Two passenger vehicles and a Metro Transit Bus all collided near the intersection of Penn and Eighth Street.
Investigating officers have not yet assigned fault. But according to witnesses, a passenger vehicle proceeded through the intersection at an excessively high speed. The driver of the second vehicle was rushed to a nearby hospital with serious injuries. A number of bus passengers were also hurt, but it was unclear how many or how severely. The driver of the first vehicle apparently fled the scene on foot and is still at large.
None of the names were released.
Crash-Related Neck Injuries in Minneapolis
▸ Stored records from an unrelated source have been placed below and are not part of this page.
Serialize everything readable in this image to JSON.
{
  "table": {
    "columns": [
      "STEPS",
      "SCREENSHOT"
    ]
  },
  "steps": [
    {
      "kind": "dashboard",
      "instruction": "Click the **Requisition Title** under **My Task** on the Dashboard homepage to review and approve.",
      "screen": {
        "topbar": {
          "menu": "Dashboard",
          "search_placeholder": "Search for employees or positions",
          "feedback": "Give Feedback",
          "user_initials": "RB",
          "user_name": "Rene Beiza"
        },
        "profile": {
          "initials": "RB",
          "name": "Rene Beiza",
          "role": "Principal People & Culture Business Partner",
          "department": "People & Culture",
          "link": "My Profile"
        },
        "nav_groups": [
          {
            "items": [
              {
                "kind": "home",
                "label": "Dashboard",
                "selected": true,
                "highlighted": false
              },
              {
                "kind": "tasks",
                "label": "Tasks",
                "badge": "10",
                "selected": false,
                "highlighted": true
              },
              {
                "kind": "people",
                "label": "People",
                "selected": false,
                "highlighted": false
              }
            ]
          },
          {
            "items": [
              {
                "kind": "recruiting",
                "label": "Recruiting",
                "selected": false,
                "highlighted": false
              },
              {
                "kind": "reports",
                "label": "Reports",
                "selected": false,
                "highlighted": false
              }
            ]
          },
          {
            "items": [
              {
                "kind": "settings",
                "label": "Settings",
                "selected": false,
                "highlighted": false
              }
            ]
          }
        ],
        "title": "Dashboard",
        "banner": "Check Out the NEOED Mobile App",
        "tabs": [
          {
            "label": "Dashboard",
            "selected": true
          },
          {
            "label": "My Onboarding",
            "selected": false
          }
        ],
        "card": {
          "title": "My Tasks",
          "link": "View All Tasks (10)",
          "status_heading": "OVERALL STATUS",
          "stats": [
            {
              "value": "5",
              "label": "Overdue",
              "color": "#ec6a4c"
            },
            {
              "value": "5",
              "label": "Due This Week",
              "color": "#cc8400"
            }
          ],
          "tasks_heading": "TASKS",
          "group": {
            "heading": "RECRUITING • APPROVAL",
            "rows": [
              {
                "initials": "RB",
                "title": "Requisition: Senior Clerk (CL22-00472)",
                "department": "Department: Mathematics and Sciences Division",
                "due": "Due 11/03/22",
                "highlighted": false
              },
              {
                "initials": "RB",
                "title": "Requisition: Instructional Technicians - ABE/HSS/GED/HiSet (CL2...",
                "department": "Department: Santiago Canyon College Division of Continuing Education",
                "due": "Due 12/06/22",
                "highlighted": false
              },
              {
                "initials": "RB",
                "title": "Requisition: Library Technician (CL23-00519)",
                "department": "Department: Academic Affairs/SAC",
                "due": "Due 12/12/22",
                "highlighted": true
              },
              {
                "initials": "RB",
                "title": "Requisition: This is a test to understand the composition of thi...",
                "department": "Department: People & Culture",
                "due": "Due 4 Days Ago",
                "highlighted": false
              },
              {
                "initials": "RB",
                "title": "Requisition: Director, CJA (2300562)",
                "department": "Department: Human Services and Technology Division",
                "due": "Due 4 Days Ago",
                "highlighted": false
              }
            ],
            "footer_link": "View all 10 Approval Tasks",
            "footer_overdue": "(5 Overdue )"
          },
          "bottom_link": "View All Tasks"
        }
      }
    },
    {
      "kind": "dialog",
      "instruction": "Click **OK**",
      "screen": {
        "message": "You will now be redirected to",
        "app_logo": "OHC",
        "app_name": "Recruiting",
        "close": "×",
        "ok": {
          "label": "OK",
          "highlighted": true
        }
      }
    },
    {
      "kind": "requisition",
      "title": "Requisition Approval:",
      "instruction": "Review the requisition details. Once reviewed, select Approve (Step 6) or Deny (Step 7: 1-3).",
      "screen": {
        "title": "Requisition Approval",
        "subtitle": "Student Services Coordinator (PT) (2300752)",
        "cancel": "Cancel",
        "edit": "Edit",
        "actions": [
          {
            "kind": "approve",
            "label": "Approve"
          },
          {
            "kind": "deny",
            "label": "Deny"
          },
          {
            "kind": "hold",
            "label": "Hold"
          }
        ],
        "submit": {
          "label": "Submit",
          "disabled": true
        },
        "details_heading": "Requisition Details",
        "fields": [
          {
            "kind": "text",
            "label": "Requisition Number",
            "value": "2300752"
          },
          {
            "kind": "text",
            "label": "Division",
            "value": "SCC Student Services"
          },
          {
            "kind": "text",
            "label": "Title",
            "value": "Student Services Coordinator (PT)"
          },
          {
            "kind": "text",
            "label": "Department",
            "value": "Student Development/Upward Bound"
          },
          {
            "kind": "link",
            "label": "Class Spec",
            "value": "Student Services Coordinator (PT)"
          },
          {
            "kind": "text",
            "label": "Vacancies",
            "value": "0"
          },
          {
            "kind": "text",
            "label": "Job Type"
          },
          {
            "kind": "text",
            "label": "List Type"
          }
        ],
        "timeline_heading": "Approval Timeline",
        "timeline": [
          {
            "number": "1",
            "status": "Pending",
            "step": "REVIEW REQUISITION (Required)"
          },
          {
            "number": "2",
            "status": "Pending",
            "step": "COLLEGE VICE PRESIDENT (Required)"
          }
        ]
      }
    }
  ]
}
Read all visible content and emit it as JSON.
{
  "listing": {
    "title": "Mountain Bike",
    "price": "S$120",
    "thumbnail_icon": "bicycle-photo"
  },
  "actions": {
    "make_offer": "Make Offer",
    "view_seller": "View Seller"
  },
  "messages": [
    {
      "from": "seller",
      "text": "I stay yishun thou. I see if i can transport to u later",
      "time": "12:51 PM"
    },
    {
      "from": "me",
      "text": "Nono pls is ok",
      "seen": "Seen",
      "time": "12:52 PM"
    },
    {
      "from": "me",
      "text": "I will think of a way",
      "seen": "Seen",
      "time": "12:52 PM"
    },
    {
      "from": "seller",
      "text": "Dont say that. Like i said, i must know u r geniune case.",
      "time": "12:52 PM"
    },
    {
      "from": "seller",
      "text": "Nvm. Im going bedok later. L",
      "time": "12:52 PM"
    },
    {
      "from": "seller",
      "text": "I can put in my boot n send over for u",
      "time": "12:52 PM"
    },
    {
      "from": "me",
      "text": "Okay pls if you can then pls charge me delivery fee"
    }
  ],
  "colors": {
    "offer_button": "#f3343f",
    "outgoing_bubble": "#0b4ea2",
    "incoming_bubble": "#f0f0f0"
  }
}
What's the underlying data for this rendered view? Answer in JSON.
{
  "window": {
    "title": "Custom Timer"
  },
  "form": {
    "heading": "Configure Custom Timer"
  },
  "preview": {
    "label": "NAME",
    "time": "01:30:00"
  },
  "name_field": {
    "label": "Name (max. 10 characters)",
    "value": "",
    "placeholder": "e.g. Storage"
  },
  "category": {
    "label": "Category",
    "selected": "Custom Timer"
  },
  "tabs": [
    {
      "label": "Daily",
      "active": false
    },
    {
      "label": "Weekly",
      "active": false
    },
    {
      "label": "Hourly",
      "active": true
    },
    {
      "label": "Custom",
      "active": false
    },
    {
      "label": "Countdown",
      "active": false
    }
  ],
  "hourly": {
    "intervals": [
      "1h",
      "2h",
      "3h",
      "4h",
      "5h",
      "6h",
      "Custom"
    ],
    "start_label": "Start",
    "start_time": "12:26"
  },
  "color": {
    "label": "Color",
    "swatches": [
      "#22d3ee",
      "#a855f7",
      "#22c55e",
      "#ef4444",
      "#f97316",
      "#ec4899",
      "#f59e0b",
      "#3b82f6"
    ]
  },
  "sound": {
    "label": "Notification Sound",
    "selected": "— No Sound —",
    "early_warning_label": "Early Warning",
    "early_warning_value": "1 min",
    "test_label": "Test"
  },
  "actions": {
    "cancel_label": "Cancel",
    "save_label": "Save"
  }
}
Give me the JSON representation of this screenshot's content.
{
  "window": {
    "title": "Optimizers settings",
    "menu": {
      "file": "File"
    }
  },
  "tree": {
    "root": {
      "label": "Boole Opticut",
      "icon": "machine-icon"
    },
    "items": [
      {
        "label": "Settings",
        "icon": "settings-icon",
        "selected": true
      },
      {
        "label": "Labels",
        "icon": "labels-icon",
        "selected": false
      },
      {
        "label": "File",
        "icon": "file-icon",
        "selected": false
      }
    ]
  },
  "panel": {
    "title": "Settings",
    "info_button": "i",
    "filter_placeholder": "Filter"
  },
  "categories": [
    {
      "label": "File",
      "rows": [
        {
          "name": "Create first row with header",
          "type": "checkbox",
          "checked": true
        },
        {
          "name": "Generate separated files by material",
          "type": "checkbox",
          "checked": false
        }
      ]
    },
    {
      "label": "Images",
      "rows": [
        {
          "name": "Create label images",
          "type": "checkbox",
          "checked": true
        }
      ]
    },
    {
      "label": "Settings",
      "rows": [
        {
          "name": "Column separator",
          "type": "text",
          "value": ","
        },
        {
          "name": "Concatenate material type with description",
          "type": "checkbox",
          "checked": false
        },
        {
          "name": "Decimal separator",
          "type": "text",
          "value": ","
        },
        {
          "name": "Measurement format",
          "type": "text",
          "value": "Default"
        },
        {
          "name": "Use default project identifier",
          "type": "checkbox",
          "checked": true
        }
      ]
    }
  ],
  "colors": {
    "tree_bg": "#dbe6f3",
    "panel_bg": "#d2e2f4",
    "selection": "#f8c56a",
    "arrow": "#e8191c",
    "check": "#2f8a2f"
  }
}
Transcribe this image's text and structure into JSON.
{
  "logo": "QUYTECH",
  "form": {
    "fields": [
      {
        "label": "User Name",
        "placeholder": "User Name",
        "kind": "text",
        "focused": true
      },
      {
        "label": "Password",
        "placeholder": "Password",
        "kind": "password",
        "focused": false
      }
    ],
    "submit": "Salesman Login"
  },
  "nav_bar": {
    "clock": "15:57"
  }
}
Whiplash is one of the most common injuries in car crash cases. It’s also one of the most difficult ones to diagnose and treat.
Sudden violent motion, as opposed to trauma, causes whiplash. So, the injury usually does not show up on common diagnostic tests, like X-ray machines. As a result, doctors often dismiss the initial symptoms, such as neck stiffness, as post-accident soreness.
Whiplash also does not follow the standard illness pattern. There is no pill or injection which can make it go away. Instead, the only treatment is extensive physical therapy. This therapy must come from a professional who has dealt with crash-related neck injuries in Minnesota.
Because of these factors, many whiplash victims in Minneapolis do not immediately get the help they need. The doctor does not see the illness straightaway, and the doctor is also unsure how to treat it.
An attorney does a lot of good in this particular context. A Minneapolis car accident lawyer can connect victims with a Minneapolis car accident doctor. Since the physician is looking for latent injuries like whiplash, they are commonly diagnosed. Then, as physical therapy progresses, the therapist knows how to handle the injury. The therapist does not push too hard and does not cut the patient loose too early.
Liability Issues in Minneapolis Car Crash Cases
If the tortfeasor (negligent driver) is caught straightaway, liability is often somewhat straightforward. Although the insurance company can raise a number of defenses, it cannot deny the fact that someone was responsible for the crash. If the tortfeasor was negligent, or displayed a lack of ordinary care, the tortfeasor may be financially responsible for damages.
In some cases, liability is even easier to establish. If the tortfeasor violated a safety law, such as running a stop sign, the negligence per se shortcut may apply. This doctrine is applicable if:
- The tortfeasor broke a safety law, and
- That violation substantially caused the victim/plaintiff’s damages.
Even if the tortfeasor did not remain at the scene, it still may be possible to establish liability. Victim/plaintiffs need only prove liability by a preponderance of the evidence (more likely than not). Since it is more likely than not that the car’s owner was also its driver, the victim/plaintiff need only produce vehicle wreckage, in many cases.
Reach Out to a Savvy Attorney
Head and neck-related crash injuries are often difficult to diagnose and treat. For a free consultation with an experienced personal injury lawyer in Minnesota, contact the Gunther Law Office. Our main office is conveniently located in downtown Minneapolis.